“Centuries of balloon and parachute operation and development demonstrate that always flying the balloon from launch to landing, with traditional parachutes as a backup backup system, is by far the simplest, most safest and most robust,” MacCallum said. “Our proprietary flight system means the capsule and [space balloon] always stay connected, and take-off and landing conditions are always under our control.

Once it lands in the water, recovery boats will pick up the passengers, capsule and balloon for the return trip to Brevard County.

Working with Siemens Digital Industries, the company’s updated capsule design features what it says is better pressure resistance due to the spherical design and reflective-coated windows to limit solar effects on the view and comfort inside, which will also use a thermal control system.

The company previously revealed interior design renderings that include reclining seats, a bar, restrooms and mood lighting.
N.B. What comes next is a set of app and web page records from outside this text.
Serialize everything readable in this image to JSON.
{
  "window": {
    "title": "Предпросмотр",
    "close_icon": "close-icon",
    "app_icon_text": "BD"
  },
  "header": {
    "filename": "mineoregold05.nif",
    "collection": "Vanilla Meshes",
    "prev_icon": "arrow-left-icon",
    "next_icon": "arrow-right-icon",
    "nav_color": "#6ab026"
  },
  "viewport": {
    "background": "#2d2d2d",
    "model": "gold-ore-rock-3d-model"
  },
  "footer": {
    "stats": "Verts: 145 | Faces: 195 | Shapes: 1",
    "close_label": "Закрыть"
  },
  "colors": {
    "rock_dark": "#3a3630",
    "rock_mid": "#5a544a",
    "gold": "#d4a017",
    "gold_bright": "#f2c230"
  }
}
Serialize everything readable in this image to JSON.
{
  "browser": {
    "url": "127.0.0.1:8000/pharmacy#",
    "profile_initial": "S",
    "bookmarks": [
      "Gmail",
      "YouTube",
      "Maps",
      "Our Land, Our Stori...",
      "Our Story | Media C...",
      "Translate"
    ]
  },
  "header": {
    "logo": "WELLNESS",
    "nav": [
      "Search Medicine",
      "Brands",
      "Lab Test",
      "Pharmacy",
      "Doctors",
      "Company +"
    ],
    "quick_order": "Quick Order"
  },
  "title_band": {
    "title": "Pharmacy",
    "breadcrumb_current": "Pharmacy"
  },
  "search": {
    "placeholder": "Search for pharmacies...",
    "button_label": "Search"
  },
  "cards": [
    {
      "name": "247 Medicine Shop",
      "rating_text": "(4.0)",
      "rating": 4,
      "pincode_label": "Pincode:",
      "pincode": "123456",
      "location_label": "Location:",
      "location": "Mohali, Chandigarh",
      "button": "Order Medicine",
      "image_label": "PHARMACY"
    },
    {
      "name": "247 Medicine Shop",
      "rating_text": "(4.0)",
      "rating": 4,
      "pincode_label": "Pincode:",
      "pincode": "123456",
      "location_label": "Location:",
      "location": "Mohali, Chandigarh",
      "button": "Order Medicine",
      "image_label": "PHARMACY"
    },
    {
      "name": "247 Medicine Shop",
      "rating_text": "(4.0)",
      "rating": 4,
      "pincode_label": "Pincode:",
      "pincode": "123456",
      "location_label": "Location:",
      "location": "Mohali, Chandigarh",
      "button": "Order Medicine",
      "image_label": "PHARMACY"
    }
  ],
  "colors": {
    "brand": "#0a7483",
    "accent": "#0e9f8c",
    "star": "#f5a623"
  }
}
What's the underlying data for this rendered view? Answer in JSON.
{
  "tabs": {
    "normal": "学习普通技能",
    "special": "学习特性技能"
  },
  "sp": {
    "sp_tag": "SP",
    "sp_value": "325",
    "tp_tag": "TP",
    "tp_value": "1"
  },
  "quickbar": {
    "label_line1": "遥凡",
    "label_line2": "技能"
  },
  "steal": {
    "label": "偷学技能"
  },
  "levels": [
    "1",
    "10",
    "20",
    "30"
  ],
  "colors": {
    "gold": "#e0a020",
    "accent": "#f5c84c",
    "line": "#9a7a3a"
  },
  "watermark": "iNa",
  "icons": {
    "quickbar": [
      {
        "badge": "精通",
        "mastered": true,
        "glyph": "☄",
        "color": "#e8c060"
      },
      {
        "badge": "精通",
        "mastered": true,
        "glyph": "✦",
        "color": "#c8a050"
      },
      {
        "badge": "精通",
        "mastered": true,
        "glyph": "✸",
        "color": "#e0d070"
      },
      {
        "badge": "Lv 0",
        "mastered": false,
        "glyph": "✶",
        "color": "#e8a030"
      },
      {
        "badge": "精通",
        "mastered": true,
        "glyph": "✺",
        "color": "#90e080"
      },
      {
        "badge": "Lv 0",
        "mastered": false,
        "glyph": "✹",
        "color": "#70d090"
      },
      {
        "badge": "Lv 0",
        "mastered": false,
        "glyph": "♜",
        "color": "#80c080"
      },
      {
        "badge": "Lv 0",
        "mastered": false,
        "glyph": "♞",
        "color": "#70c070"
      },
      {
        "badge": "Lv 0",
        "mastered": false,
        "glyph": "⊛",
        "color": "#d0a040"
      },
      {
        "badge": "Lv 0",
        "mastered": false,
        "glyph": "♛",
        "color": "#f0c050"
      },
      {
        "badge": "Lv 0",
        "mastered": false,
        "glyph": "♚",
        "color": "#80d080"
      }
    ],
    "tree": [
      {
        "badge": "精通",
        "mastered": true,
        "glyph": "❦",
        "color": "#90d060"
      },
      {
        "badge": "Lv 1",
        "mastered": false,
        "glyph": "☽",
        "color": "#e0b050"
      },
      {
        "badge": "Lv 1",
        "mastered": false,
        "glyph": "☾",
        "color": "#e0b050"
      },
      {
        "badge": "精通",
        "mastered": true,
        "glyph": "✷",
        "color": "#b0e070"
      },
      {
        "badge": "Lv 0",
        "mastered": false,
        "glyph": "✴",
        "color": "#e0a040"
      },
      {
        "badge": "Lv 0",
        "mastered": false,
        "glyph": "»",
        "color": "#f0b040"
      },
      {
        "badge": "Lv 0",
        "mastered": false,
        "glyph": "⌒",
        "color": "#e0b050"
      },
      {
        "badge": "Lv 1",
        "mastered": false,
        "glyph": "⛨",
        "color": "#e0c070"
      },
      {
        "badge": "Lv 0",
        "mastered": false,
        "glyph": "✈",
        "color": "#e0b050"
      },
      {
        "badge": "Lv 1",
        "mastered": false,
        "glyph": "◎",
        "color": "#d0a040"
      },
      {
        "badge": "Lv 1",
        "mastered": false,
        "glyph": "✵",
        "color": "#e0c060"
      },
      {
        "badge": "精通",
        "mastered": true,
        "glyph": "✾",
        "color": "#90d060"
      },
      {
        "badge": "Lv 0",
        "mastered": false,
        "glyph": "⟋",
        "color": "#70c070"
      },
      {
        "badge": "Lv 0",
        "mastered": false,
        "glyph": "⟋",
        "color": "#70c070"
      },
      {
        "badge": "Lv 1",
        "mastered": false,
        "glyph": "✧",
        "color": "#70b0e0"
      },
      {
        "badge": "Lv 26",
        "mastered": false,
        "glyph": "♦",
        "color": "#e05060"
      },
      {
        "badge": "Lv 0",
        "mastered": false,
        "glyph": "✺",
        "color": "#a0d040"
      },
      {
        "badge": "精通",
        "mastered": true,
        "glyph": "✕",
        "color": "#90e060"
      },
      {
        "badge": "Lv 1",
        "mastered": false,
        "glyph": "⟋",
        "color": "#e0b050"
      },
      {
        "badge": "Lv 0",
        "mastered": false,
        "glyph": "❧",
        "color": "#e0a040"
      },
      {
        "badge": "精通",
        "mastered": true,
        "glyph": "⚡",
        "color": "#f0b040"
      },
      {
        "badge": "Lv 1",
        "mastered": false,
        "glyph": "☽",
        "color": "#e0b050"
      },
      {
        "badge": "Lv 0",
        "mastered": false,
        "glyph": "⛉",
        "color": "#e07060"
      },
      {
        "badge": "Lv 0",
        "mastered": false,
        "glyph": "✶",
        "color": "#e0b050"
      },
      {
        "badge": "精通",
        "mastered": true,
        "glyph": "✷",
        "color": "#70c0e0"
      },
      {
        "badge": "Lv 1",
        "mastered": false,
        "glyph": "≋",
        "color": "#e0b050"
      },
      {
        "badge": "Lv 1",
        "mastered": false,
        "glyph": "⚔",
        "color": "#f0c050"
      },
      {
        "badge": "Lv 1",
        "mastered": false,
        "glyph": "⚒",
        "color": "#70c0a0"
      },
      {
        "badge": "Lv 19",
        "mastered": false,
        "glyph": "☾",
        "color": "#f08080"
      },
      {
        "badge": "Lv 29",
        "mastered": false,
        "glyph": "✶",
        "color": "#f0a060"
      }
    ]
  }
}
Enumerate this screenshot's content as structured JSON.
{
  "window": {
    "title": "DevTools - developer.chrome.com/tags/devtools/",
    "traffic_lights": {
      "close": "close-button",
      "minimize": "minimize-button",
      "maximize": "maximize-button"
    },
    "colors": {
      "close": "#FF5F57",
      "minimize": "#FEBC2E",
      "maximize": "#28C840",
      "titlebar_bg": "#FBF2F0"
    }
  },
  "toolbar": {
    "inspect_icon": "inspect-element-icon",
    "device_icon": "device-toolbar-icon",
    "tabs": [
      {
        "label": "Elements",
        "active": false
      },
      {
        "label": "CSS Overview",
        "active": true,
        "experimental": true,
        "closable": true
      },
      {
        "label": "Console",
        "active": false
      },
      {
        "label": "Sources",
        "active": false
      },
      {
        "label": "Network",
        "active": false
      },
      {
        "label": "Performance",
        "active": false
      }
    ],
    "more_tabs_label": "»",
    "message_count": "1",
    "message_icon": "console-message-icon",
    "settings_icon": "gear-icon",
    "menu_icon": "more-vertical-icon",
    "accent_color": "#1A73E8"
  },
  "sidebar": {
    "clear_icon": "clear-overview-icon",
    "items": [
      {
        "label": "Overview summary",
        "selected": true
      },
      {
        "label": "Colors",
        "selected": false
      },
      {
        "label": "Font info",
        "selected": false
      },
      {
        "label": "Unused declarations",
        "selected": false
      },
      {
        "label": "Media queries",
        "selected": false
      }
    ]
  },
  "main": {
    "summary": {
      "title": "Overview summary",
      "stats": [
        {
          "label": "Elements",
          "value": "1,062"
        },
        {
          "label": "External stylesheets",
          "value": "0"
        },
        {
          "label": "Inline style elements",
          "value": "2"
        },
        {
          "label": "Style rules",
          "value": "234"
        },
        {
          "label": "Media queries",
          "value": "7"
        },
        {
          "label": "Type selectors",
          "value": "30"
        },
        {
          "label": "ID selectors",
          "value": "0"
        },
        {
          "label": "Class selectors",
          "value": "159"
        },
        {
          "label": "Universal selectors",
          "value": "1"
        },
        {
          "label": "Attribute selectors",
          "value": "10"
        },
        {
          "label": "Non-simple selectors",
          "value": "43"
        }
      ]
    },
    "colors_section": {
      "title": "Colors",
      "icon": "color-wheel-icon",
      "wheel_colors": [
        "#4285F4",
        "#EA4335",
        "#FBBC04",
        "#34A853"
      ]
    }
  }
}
Passengers will be able to use on-board satellite imagery and 360-degree cameras capable of zooming in on features both on Earth’s surface and in space.

Flights are subject to approval by the Federal Aviation Administration’s Office of Commercial Space Flight.

He had previously completed a successful test flight in June 2021 with an unmanned balloon that reached an altitude of 108,409ft. The company plans a crewed test flight in 2023.